TASK GOAL: Where in the entries below does "this" appear? Copy every line that has it.

++++++++++++++++++++

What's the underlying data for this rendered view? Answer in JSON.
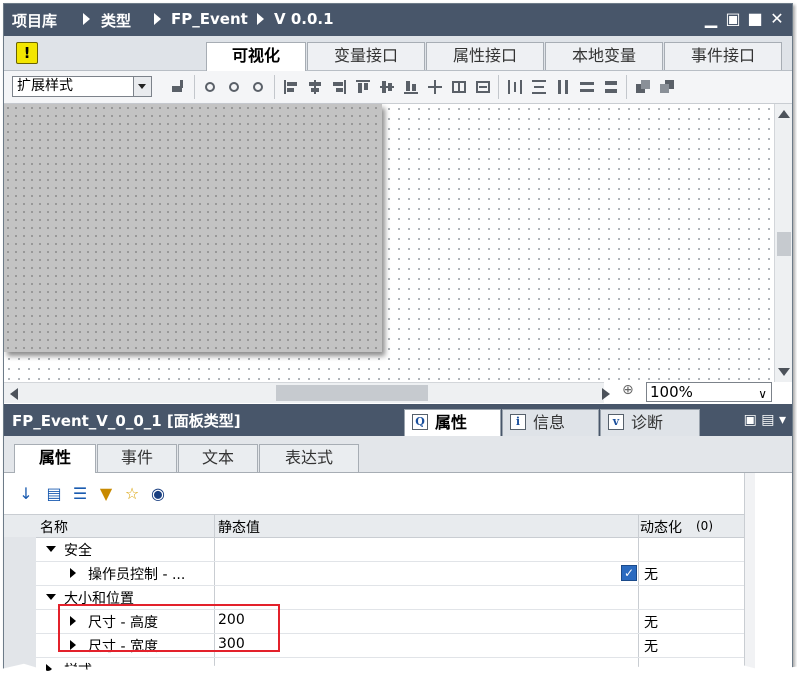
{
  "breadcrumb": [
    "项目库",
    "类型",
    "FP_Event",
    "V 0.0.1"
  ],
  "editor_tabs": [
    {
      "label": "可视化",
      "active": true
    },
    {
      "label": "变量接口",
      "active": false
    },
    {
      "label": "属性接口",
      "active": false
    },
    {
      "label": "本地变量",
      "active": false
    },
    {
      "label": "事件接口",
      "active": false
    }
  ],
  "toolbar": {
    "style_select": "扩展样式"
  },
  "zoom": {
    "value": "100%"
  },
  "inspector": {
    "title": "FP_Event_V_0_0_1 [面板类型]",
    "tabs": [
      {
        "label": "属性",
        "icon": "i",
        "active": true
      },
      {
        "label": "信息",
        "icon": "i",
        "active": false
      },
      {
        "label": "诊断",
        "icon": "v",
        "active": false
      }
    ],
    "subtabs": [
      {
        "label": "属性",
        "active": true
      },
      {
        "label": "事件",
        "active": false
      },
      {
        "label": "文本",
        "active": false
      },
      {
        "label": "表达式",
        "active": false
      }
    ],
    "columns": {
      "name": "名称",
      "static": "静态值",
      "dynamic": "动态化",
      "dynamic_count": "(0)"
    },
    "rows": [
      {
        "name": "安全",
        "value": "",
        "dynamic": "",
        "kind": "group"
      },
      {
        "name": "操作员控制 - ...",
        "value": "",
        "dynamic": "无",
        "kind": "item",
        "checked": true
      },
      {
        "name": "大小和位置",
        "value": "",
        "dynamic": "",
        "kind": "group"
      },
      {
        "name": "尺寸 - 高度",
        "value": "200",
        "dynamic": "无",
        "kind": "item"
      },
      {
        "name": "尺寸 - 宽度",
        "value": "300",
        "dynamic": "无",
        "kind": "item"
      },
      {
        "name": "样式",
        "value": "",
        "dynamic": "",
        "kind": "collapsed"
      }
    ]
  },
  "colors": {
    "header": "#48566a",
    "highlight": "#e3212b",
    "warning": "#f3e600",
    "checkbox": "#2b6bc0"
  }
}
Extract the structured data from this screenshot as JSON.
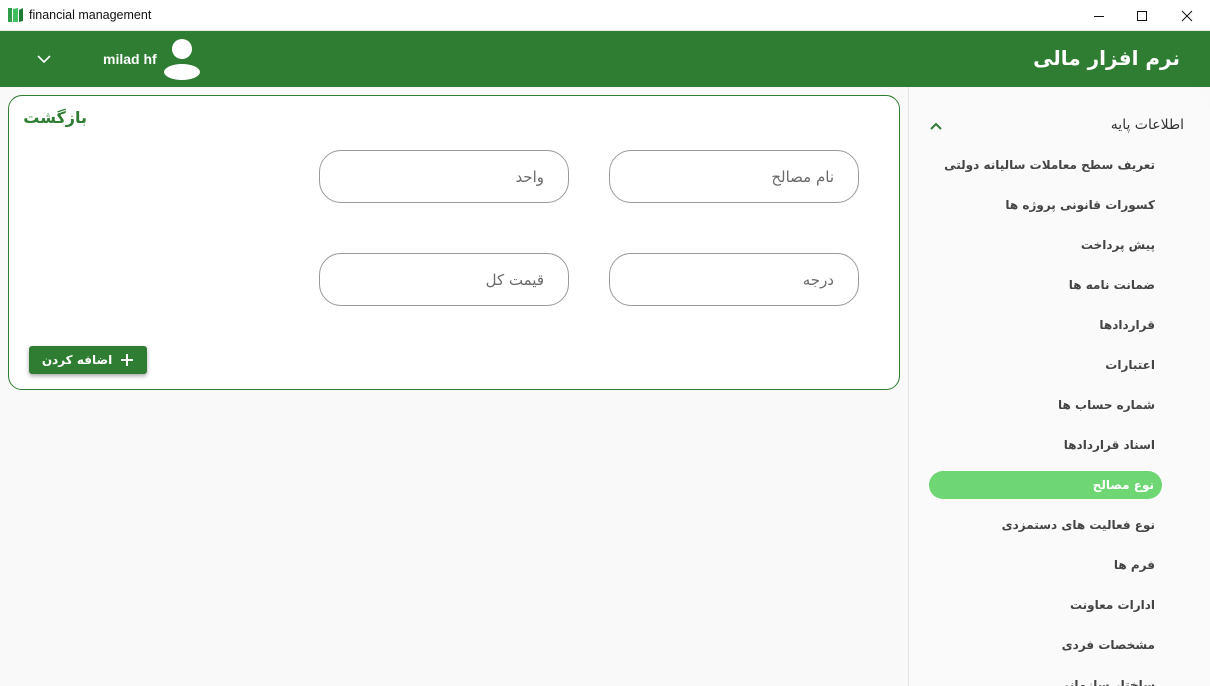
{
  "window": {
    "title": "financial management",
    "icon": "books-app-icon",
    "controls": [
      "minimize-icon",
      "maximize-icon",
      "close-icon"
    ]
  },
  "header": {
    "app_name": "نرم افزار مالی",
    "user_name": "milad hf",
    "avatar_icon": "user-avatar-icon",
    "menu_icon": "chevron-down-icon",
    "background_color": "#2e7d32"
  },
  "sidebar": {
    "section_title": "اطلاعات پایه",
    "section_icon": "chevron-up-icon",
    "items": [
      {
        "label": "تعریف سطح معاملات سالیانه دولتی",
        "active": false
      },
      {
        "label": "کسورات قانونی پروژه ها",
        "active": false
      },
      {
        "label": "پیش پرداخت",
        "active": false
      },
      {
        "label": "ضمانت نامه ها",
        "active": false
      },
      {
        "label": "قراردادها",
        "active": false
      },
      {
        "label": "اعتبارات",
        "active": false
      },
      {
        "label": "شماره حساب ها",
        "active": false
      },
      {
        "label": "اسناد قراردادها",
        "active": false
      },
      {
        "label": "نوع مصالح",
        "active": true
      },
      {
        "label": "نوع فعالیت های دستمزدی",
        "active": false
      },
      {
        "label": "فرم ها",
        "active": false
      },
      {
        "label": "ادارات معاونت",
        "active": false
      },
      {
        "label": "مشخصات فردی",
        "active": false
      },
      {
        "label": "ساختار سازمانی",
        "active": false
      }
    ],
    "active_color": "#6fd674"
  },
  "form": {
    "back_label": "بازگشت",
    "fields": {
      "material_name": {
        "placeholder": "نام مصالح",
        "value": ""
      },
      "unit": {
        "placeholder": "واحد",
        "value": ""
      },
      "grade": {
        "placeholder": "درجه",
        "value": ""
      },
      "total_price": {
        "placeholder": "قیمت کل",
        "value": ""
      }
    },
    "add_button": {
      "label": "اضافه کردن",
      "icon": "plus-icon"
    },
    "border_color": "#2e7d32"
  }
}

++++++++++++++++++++

TASK RESULT:
What's the underlying data for this rendered view? Answer in JSON.
Extract the structured data from this screenshot as JSON.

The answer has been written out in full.